People are saying
•The colored customer
One night at CompUSA I chatted with another customer, a young Hispanic woman. I bought my Kensington saddlebag for my TiBook during that trip. She tried to buy a laptop. They took her credit card into a back room used as the security office. The clerks, who consider me an old friend, told me the police had been called. Sensing something awry, the woman and her companions, two men, left the store without her card, hopped into their vehicle which was waiting with a driver outside, and sped off with a loud screech of the tires. I don't know whether Vancouver police ever caught up with them or not. From the looks of things, I had watched a fraudulent attempt to purchase a $1,700 item (it was a Windows laptop) fail. The suspicions of store personnel had been right.

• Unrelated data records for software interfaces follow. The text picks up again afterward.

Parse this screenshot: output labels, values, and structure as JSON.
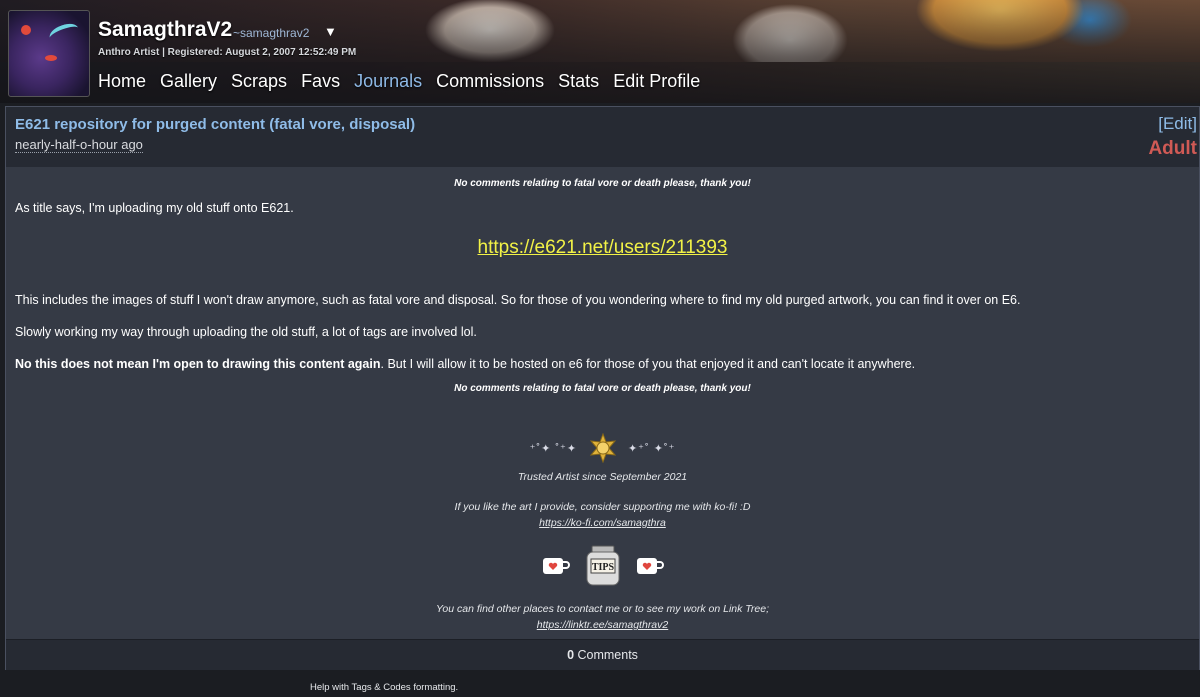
{
  "profile": {
    "username": "SamagthraV2",
    "handle": "~samagthrav2",
    "caret": "▼",
    "subline": "Anthro Artist | Registered: August 2, 2007 12:52:49 PM"
  },
  "nav": {
    "items": [
      {
        "label": "Home"
      },
      {
        "label": "Gallery"
      },
      {
        "label": "Scraps"
      },
      {
        "label": "Favs"
      },
      {
        "label": "Journals",
        "active": true
      },
      {
        "label": "Commissions"
      },
      {
        "label": "Stats"
      },
      {
        "label": "Edit Profile"
      }
    ]
  },
  "journal": {
    "title": "E621 repository for purged content (fatal vore, disposal)",
    "time": "nearly-half-o-hour ago",
    "edit_label": "[Edit]",
    "rating": "Adult",
    "note_top": "No comments relating to fatal vore or death please, thank you!",
    "p1": "As title says, I'm uploading my old stuff onto E621.",
    "link": "https://e621.net/users/211393",
    "p2": "This includes the images of stuff I won't draw anymore, such as fatal vore and disposal. So for those of you wondering where to find my old purged artwork, you can find it over on E6.",
    "p3": "Slowly working my way through uploading the old stuff, a lot of tags are involved lol.",
    "p4_bold": "No this does not mean I'm open to drawing this content again",
    "p4_rest": ". But I will allow it to be hosted on e6 for those of you that enjoyed it and can't locate it anywhere.",
    "note_bottom": "No comments relating to fatal vore or death please, thank you!"
  },
  "signature": {
    "trusted": "Trusted Artist since September 2021",
    "kofi_text": "If you like the art I provide, consider supporting me with ko-fi! :D",
    "kofi_link": "https://ko-fi.com/samagthra",
    "jar_label": "TIPS",
    "linktree_text": "You can find other places to contact me or to see my work on Link Tree;",
    "linktree_link": "https://linktr.ee/samagthrav2"
  },
  "comments": {
    "count": "0",
    "label": "Comments"
  },
  "help_text": "Help with Tags & Codes formatting.",
  "colors": {
    "accent_link": "#8fbce8",
    "rating_adult": "#d05a55",
    "highlight_link": "#f2f246"
  },
  "icons": [
    "avatar",
    "medal-icon",
    "sparkle-icon",
    "kofi-cup-icon",
    "tip-jar-icon"
  ]
}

However, there did not have to be any basis for a customer of color to be treated shabbily in that store. I know because I was followed by security and even had them check the validity of my credit card when I first began shopping there. (The then manager made it up to me with a gift card and free digital camera lessions after we had a discussion.) They may have forgotten, but I haven't. Today, at Silver Rights, there is a discussion of the assumptions that the determine why some people are likely to be suspected of or accused of breaking the law and others aren't.
•When libertarians party. . .

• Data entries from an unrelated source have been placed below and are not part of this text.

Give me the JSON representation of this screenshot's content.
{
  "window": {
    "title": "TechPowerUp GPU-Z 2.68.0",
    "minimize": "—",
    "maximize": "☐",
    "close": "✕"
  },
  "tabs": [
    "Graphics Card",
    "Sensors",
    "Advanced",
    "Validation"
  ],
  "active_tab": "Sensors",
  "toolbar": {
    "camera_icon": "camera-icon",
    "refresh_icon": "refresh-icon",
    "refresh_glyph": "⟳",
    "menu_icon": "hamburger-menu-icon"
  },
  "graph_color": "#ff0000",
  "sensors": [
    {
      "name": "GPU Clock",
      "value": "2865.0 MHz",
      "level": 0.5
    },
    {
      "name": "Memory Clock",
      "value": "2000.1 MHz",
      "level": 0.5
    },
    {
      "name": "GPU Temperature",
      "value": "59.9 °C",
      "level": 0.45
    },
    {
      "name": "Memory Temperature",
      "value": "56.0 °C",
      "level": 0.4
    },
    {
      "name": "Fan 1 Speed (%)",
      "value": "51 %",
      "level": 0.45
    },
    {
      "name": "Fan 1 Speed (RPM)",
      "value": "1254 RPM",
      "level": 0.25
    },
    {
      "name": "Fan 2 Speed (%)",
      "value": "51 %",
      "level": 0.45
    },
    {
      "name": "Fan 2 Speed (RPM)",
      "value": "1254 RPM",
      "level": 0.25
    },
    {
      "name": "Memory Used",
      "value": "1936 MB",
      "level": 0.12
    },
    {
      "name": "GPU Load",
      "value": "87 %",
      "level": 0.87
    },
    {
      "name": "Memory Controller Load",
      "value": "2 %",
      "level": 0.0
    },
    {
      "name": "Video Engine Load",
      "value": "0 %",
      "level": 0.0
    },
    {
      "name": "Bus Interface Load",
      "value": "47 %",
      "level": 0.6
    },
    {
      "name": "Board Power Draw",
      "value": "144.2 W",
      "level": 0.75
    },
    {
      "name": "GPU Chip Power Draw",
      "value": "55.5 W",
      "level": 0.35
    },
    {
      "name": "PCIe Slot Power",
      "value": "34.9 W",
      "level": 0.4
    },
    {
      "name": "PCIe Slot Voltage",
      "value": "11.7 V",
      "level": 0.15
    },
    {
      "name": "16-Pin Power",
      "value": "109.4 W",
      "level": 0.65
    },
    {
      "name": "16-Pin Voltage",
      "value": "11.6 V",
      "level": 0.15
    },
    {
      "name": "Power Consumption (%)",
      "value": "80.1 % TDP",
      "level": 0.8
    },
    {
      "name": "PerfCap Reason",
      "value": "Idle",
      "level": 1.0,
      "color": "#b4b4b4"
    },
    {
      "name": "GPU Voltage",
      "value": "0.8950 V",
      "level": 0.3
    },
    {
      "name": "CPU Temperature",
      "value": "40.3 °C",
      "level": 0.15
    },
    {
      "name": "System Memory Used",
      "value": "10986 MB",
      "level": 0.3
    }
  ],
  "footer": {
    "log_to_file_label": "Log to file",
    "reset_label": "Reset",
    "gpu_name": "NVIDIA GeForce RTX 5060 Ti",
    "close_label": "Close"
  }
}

•Jim Henley of Unqualified Offerings and some other bloggers we virtually know attended a blogger bash May 23. The conversation sounds, um, interesting to liberal ears.
Blogarama After-Action - Enjoyable if somewhat sparsely attended time last night at the blog party. Much time talking with Julian Sanchez and Brink Lindsey. (Brink: "Am I still a neolibertarian, Jim?" Jim: "I don't know. Have you changed your mind about things?" But the conversation went uphill from there.) Marie Gryphon tried, with some success, to convince me that school vouchers were not simply the State's nose under a tent it hadn't managed to enter yet. Julian and I talked about Two Different Types of Libertarian (no, not pragmatic versus principled or paleo versus neo - a different schema I'll come back to.
I wonder if they discussed John Lott.
•Democrat does not mean dove
Simon at To the point has suspicions that some Democratic Congress people are succumbing to invasion fever.
In case you thought the Democrats were a brake on power in DC, the AP reminds us that Dems can be as nuttily hawkish as the GOP. The article, "Lawmakers say Iran's Rulers Should be Removed", quotes our Dems in power:
Rep. Jane Harman of California, ranking Democrat on Goss' committee, said she considered Iran ``more of a clear and present danger than Iraq last year'' but wants a diplomatic focus.
Sen. Joe Lieberman, D-Conn., a Democratic presidential hopeful who strongly backed the Iraq war, said ``regime change'' is the answer in Iran. He said he was not suggesting U.S. military action because of the pro-American attitudes of many Iranians.
Though those remarks are carefully phrased, Simon believes some Democratic politicians can be persuaded to support another invasion -- too easily. I agree.
•Medicaid cap will have wide impact
Most middle-class people will benefit, albeit nominally, from the tax cut package just passed. But, what about the low-income and the poor? They won't. Many fall within the 10 percent tax bracket. Others don't make enough money to owe taxes. But, the Bush administration has a gift for them -- a cap on Medicaid. They will no longer be eligibile for health benefits for their children in some cases. However, this is the kind of present that can be shared. Many middle-class people rely on Medicaid for care of elderly relatives in nursing homes. This could effect you. Read about the administration's proposal to cap Medicaid here.